Acetyl-L-Carnitine was well tolerated in all of the patients and may provide a novel therapeutic tool for the treatment of arterial hypertension, and of dyslipidemia and could be safely used in people with type 2 diabetes.
Thus, the investigators designed a prospective, randomized, double-blind, placebo-controlled trial to investigate whether Acetyl-L-Carnitine added-on stable and standardized blood pressure and lipid lowering therapy may help further improving control of hypertension and dyslipidemia and, therefore, decreasing the overall cardiovascular risk in hypertensive patients with type 2 diabetes.
|Condition or disease||Intervention/treatment||Phase|

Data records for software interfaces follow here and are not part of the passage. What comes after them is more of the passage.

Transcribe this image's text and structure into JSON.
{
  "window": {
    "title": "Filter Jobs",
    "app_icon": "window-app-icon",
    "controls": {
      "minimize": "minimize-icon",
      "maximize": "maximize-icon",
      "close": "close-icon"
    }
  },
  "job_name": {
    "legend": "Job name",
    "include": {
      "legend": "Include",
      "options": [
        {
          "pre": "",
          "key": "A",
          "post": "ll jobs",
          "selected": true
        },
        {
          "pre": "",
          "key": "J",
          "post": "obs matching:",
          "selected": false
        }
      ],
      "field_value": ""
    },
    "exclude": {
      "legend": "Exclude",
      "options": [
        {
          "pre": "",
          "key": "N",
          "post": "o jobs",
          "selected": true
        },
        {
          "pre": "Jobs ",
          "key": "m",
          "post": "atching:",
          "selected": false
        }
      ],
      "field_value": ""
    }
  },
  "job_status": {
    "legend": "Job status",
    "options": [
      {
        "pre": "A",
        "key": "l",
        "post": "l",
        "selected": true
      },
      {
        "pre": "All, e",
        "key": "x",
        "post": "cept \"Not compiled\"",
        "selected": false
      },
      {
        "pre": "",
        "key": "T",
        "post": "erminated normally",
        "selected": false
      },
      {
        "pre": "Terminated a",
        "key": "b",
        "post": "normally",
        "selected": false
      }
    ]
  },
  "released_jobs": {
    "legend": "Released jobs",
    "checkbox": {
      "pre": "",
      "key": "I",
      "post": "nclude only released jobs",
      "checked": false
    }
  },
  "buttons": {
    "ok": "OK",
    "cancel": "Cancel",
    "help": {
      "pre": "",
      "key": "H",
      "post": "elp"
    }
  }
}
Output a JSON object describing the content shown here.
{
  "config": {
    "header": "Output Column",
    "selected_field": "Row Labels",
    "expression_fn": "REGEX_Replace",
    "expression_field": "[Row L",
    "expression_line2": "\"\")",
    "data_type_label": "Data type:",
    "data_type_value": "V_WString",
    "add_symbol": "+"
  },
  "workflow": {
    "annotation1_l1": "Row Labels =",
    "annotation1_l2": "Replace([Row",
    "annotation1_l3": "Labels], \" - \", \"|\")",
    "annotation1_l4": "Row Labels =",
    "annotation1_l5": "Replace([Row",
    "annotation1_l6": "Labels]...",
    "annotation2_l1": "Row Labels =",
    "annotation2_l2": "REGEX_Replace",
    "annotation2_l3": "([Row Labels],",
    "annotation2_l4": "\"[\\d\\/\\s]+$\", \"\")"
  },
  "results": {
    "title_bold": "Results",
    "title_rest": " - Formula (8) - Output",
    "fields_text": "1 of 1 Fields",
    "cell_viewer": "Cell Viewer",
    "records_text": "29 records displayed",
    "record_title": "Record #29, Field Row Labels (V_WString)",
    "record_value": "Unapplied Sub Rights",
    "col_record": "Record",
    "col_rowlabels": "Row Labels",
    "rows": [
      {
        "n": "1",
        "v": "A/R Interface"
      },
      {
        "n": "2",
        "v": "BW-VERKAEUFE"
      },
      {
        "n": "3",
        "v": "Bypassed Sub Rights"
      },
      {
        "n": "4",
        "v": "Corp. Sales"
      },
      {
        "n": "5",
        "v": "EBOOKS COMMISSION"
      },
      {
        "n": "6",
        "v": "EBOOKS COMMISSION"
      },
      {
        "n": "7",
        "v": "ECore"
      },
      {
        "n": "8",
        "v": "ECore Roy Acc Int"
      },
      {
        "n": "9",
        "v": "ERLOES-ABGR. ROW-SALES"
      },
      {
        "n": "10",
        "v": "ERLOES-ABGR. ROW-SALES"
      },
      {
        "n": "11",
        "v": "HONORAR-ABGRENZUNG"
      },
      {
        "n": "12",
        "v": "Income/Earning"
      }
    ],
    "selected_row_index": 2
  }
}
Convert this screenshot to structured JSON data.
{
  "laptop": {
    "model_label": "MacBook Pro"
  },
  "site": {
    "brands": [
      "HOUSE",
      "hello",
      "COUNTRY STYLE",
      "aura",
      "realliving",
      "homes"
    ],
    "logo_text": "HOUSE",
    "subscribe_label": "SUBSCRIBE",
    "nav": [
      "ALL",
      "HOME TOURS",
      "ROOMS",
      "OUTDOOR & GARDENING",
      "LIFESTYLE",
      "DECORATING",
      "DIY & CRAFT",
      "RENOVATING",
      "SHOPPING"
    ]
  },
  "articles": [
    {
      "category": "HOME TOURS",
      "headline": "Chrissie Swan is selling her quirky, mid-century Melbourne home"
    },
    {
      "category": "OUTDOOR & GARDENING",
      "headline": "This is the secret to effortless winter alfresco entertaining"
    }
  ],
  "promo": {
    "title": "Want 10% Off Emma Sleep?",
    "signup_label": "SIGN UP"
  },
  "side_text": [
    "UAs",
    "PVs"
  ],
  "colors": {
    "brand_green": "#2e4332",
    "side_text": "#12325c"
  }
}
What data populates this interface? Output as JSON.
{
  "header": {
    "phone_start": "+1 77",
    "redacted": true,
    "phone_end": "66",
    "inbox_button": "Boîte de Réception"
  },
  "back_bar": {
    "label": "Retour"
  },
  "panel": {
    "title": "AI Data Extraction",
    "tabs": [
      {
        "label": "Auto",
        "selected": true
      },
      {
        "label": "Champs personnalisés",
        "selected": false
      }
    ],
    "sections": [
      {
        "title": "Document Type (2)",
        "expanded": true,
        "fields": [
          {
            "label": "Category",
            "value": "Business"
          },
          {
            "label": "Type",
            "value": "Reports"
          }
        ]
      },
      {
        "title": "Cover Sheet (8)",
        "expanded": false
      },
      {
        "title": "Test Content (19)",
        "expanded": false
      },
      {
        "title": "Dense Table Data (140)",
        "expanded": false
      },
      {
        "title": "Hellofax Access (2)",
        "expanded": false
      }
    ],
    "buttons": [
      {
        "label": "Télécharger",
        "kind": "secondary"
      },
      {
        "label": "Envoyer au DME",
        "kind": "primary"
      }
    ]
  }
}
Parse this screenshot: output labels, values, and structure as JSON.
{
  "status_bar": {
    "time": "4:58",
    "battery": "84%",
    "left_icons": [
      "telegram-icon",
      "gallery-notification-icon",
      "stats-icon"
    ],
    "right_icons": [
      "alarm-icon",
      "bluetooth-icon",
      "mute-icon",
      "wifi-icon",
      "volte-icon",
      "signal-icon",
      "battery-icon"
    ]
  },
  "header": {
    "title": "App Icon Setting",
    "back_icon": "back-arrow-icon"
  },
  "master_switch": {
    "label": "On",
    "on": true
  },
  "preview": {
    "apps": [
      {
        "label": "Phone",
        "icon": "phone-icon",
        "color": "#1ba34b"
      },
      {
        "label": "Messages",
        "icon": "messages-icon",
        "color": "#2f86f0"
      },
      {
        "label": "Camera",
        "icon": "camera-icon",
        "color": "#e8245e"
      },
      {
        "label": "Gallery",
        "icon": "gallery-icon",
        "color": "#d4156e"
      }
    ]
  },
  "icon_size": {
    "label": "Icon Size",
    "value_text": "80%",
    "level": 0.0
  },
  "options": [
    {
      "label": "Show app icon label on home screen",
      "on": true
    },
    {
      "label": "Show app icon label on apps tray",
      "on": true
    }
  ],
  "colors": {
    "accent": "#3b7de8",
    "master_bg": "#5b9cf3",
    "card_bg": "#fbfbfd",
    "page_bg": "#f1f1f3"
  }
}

|Diabetes Type 2 Hypertension||Drug: acetyl-L-carnitine/statin (simvastatin) Drug: placebo||Phase 3|
|Study Type :||Interventional (Clinical Trial)|
|Actual Enrollment :||229 participants|
|Intervention Model:||Parallel Assignment|
|Masking:||Quadruple (Participant, Care Provider, Investigator, Outcomes Assessor)|
|Official Title:||A Prospective, Randomized, Double-blind, Placebo-controlled Trial to Evaluate the Effect of 6-month Acetylcarnitine Therapy on Arterial Blood Pressure, Lipid and Metabolic Profile, and Kidney Function in Hypertensive Patients With Type 2 Diabetes on Background Simvastatin Therapy|
|Study Start Date :||April 2008|
|Actual Primary Completion Date :||May 2012|
|Actual Study Completion Date :||December 2012|
Statin and acetyl-L-carnitine
Drug: acetyl-L-carnitine/statin (simvastatin)
acetyl-L-carnitine: 4 tablets of 500 mg a day
simvastatin: 10 to 20 mg/day as deemed clinically appropriate and according to tolerability
Placebo Comparator: 2
Statin and placebo
placebo: 4 tablets of 500 mg a day simvastatin: 10 to 20 mg/day as deemed clinically appropriate and according to tolerability
- Arterial blood pressure and dyslipidemia [ Time Frame: Basal, 15th day, 30th day, 3rd and 6th month ]
To learn more about this study, you or your doctor may contact the study research staff using the contact information provided by the sponsor.
Please refer to this study by its ClinicalTrials.gov identifier (NCT number): NCT00984750
|Hospital "Azienda Ospedaliera di Treviglio e Caravaggio" Ambulatory of Diabetology|
|Ponte San Pietro, Bergamo, Italy, 24036|
|Clinical Research Center for Rare Diseases "Aldo and Cele Daccò"|
|Ranica, Bergamo, Italy, 24020|
|Hospital "Azienda Ospedaliera di Treviglio-Caravaggio"Unit of Diabetology and Metabolic Diseases|
|Romano di Lombardia, Bergamo, Italy|
|Hospital "Azienda Ospedaliera di Treviglio-Caravaggio" Unit of Diabetology and Metabolic Disease|
|Treviglio, Bergamo, Italy|
|Hospital "Azienda Ospedaliera Ospedali Riunitidi Bergamo" Unit of Diabetology|
|Bergamo, Italy, 24100|
|Study Director:||Piero Ruggenenti, MD||Mario Negri Institute for Pharmacological Research|